When the only comparison to your Final Four performance starts flashing on TV as UCLA from 50 years ago, it serves as a final confirmation of just how dominant this Villanova team was all season. Kansas and Michigan were just the last two teams to get overwhelmed by the skill, athleticism and incredible shot-making of a group that kept playing better until it finally just ran out of games.

It was the Wildcats’ dramatically improved defense in its 11-game winning streak to end the season that ensured a second national championship in three years. But it was a 40-game offense that, by any measure, was as good as any in college basketball history that will always be this team’s most memorable attribute.

Only Kansas, mostly because of garbage-time hoops in a game that was essentially over in the opening minutes, scored as many as 1.1 points per possession during the Wildcats’ winning streak that began on the last day of February and culminated on the first Monday of April.

If there were just a few moments that perfectly encapsulated how this team played and why it was so successful, they came in the second half against Michigan on a few possessions when conventional wisdom suggested the Cats run a little clock. Naturally, Mikal Bridges and Donte DiVincenzo tossed up threes. And just as naturally, they went in. They never looked at the clock or the scoreboard, just the basket, always the basket.

By the end of the game, they had made a tournament-record 76 threes and a season-record 464, numbers that will be very hard for any team to duplicate, especially while shooting 41.5 percent in the tournament and 40.1 percent on the season.

Villanova made 192 more threes than its opponents, which is 576 points or 14.4 points per game. Threes not only aid the math; they are soul killers for a defense.

Combine the threes with superior two-point accuracy (59 percent), excellent free-throw shooting (77.9 percent), scoring volume (nation’s best 86.6 points per game) and 230 more assists than turnovers (655-425), you have an offense so devastating that defenses get so overwhelmed they lose their will to compete.

Villanova’s adjusted offensive efficiency (1.28 points per possession) is the second best in the 17 years kenpom.com has been compiling the numbers. Only 2014-15 Wisconsin, the team that ended Kentucky’s 38-0 season and lost to Duke in the championship game, has been better.

Camera icon YONG KIM / Staff Photographer
Villanova coach Jay Wright during the team’s NCAA championship win on Monday.

Nothing against Bo Ryan’s team, but the Badgers’ numbers were accumulated in a far different manner. They didn’t overwhelm defenses as much as they almost never made mistakes, committing turnovers on a nation’s best 12.4 percent of its possessions, but having 10 possessions fewer per game than Villanova. A better measure of the Wildcats’ offensive dominance might be that the gap between first and second (Purdue, 1.23 ppp) is easily the biggest over the 17 years.

The question that remains unanswered is: How do you defend three players who made more than 80 threes and two others who made more than 50? The answer became obvious over the season: You don’t.

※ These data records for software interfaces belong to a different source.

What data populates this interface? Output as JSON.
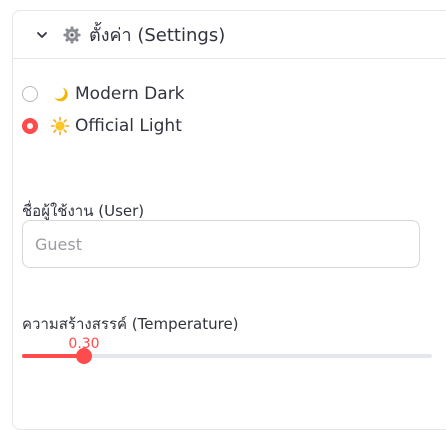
{
  "header": {
    "title": "ตั้งค่า (Settings)",
    "chevron_icon": "chevron-down-icon",
    "settings_icon": "gear-icon"
  },
  "theme": {
    "options": [
      {
        "label": "Modern Dark",
        "icon": "crescent-moon-icon",
        "selected": false
      },
      {
        "label": "Official Light",
        "icon": "sun-icon",
        "selected": true
      }
    ]
  },
  "user": {
    "label": "ชื่อผู้ใช้งาน (User)",
    "value": "",
    "placeholder": "Guest"
  },
  "temperature": {
    "label": "ความสร้างสรรค์ (Temperature)",
    "value_text": "0.30",
    "value": 0.3,
    "min": 0,
    "max": 1
  },
  "colors": {
    "accent": "#ff4b4b",
    "text": "#31333f",
    "border": "#e6e6ea"
  }
}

What made this an impossible dilemma for defenses was that Bridges (104 threes), Jalen Brunson (86), DiVincenzo (85), Omari Spellman (65), Phil Booth (55) and Eric Paschall (36) could all shot fake, find a more open man or get to the rim and finish.

According to kenpom.com, the Wildcats were 11th nationally in three-point and free-throw accuracy but third in two-point shooting, the secret sauce and a fact that critics who opined they would live or die by the three either never knew or chose to ignore. When defenses are constantly trying to run you off the three-point line, there will be openings at the rim and ‘Nova had devastating finishers in Bridges, Spellman, DiVincenzo and Paschall and an incredibly clever finisher in Brunson. Over the last three seasons, the Cats were second, second and third in two-point shooting.

So which championship team was better? I don’t really have an answer, but I can say this: the 2016 team had a tougher NCAA road with No. 3 seed Miami, No. 1 Kansas, No. 2 Oklahoma and No. 1 North Carolina in the last four games. And that team, believe it or not, had two NCAA games with a more efficient offense than this incredibly efficient offense ever had (1.56 ppp against Miami and 1.51 against Oklahoma in a two-way Final Four performance that will stand the test of time).

That said, the 2018 team’s offense was historically great from start to finish. The 2016 team had a very good offense that became great over those six NCAA games, shooting for 56-for-112 (50 percent) from three. As good as that was, this team made 20 more threes over the six NCAA games. That’s actually insane.

By the way, that UCLA team that popped up on the screen late Monday night had junior center Lew Alcindor whose three-year run would end the next season at 88-2. Those Bruins won their 1968 Final Four games, 101-69 over Houston (the ultimate revenge for Alcindor/ Kareem Abdul-Jabbar’s first college loss in the legendary Astrodome game earlier that season) and 78-55 against North Carolina. Villanova was not that dominant, but in the half century that has passed no team had won each Final Four game by 16 points or more — until now.